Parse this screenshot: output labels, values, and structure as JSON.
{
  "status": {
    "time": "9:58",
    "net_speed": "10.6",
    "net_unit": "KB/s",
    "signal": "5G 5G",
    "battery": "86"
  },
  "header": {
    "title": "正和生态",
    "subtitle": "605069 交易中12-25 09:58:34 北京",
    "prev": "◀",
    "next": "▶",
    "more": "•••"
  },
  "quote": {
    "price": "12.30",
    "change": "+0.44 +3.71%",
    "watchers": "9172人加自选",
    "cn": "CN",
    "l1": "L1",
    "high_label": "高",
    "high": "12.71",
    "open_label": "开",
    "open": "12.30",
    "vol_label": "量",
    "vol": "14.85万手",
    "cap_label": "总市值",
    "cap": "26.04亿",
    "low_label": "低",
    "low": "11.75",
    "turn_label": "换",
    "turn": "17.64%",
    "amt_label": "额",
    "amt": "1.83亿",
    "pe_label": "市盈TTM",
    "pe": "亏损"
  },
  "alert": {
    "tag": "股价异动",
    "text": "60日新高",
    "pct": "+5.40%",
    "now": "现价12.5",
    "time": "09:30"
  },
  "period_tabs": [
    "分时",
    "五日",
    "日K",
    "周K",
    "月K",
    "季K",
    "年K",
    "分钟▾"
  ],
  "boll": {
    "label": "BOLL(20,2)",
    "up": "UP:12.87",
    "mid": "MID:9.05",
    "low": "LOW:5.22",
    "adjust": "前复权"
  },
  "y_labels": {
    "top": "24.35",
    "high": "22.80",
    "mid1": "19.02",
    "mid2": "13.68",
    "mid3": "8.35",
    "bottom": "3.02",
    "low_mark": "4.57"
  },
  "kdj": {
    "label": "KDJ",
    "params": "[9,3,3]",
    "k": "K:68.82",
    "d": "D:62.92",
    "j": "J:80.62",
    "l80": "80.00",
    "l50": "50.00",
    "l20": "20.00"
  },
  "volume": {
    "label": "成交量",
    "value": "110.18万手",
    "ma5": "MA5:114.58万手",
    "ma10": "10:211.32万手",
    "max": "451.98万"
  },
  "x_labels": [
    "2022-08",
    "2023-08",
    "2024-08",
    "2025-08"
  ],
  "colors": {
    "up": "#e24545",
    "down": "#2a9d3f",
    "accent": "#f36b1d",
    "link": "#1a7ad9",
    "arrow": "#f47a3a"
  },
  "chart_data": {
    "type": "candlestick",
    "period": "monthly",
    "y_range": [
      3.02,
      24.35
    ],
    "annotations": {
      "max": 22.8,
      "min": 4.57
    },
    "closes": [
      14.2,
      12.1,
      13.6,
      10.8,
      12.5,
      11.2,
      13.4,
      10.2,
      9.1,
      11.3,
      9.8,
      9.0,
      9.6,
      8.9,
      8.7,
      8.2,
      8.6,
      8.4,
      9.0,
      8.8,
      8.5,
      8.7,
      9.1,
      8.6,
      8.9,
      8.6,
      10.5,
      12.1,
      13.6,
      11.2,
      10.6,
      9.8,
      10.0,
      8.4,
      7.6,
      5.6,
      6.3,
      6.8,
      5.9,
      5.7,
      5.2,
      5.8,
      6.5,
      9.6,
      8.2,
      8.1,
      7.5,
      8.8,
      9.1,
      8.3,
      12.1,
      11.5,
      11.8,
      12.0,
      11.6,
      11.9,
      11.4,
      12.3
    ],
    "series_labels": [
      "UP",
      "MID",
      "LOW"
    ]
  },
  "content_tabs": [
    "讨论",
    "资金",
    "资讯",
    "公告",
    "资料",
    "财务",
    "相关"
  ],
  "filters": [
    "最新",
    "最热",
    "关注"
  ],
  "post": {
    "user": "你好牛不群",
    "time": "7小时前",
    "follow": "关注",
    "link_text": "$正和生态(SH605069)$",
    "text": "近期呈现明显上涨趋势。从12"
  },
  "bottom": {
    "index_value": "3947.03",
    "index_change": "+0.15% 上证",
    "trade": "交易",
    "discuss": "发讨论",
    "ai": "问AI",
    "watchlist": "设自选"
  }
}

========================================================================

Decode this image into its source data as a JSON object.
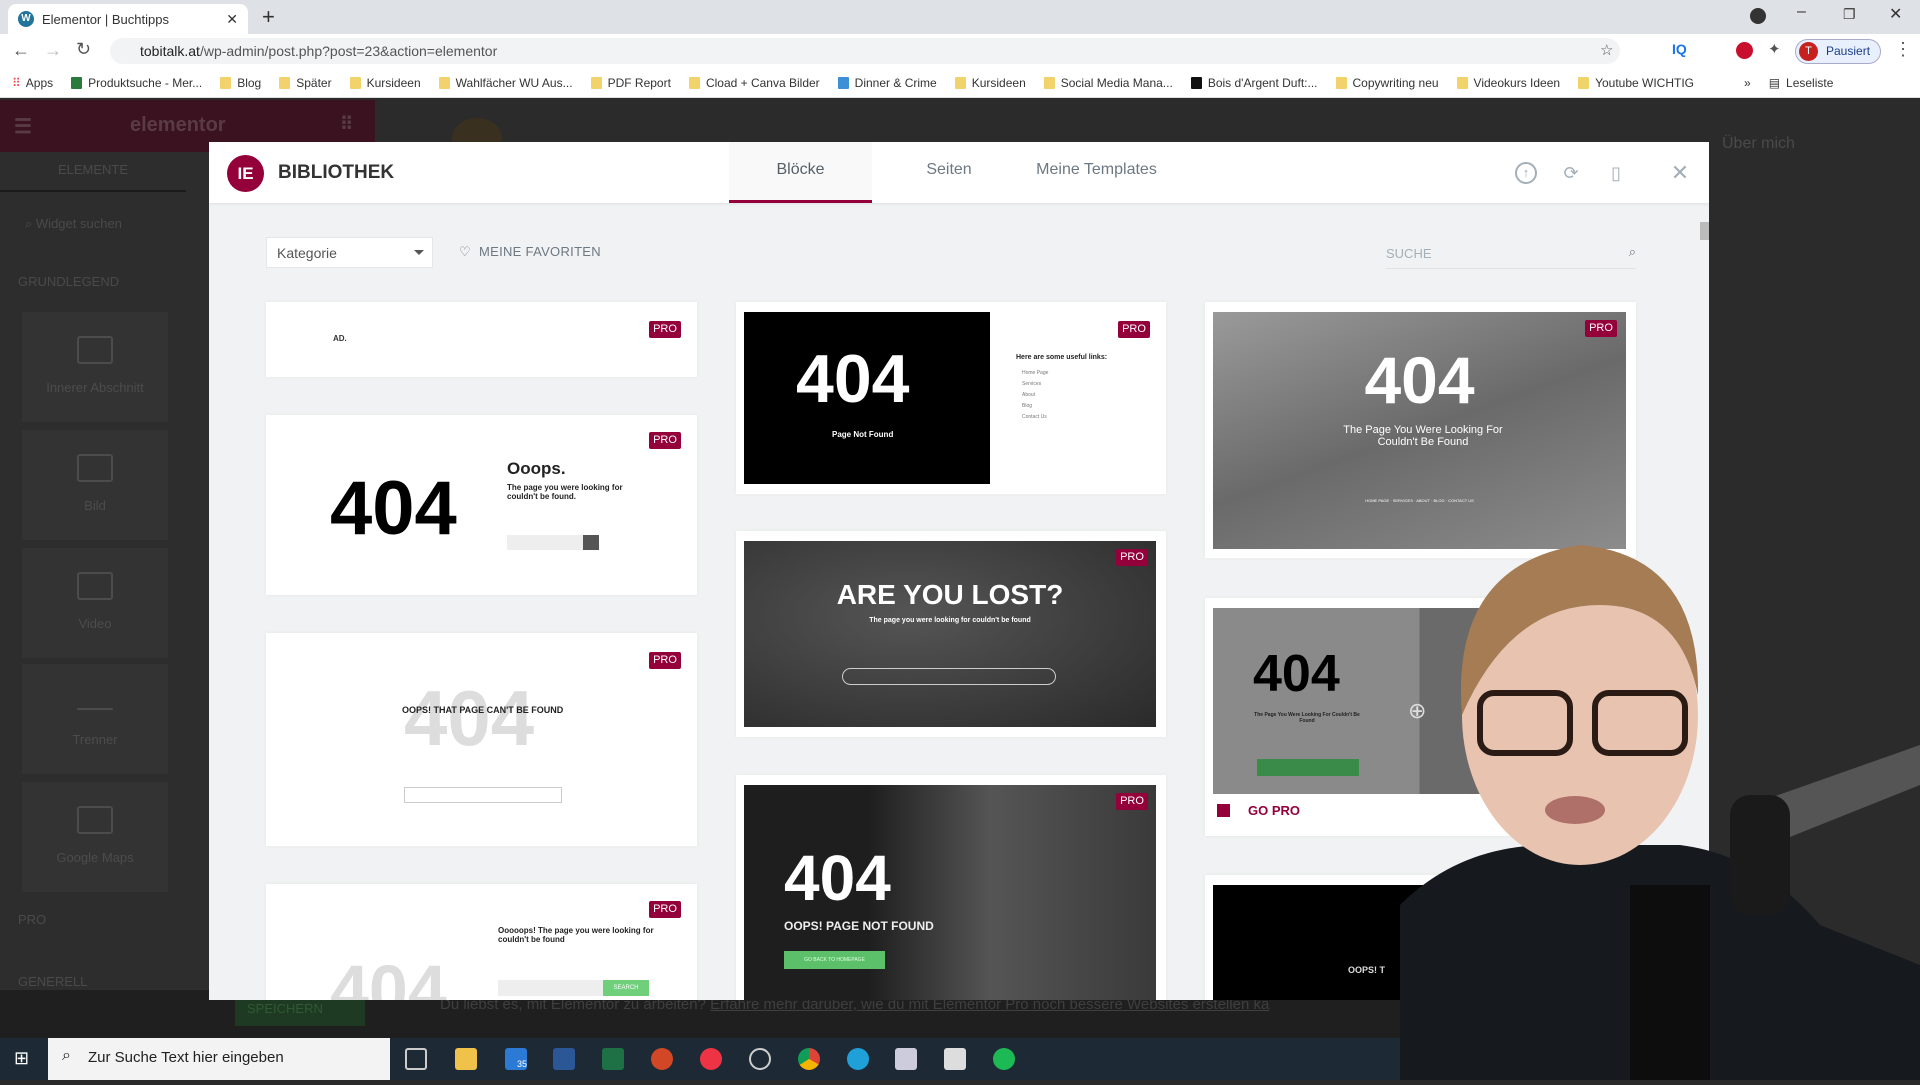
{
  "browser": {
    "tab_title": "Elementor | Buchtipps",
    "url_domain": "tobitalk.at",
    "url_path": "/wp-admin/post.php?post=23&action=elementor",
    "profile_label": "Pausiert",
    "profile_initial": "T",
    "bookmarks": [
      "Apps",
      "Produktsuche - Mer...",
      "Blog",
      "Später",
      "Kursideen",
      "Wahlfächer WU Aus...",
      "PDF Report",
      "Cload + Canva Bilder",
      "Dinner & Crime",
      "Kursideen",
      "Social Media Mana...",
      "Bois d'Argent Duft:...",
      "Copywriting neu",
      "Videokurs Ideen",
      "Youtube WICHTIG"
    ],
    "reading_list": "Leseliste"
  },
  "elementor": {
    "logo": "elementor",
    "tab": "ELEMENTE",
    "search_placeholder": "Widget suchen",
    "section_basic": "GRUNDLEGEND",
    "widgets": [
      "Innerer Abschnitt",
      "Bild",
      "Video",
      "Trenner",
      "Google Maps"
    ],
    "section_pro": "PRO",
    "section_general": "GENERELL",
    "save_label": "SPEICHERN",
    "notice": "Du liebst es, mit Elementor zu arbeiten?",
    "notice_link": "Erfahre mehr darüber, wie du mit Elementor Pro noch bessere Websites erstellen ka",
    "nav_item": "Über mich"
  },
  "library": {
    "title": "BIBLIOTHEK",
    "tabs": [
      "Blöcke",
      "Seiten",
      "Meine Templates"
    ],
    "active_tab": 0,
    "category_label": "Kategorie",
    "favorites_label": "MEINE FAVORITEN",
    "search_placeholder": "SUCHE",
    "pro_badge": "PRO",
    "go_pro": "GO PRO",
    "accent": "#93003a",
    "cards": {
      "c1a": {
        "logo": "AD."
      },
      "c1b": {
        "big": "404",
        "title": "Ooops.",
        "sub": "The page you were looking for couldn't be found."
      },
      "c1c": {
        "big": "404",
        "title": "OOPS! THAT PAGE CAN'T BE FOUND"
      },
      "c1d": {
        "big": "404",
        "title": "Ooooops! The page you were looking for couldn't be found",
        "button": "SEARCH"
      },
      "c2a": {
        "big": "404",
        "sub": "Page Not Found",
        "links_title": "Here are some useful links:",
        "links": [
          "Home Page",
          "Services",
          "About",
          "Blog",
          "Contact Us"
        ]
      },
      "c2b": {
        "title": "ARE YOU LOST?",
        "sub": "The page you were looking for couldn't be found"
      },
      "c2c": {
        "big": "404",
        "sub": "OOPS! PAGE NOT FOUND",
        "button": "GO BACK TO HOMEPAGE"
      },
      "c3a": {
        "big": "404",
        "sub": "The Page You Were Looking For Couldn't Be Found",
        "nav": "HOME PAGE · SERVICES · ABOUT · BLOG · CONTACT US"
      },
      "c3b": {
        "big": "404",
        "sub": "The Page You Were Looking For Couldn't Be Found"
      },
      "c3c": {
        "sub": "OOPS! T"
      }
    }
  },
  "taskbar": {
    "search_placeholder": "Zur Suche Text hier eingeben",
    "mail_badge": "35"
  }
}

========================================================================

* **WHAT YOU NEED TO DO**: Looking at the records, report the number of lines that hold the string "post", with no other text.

* **COMPLETED TASK**: 2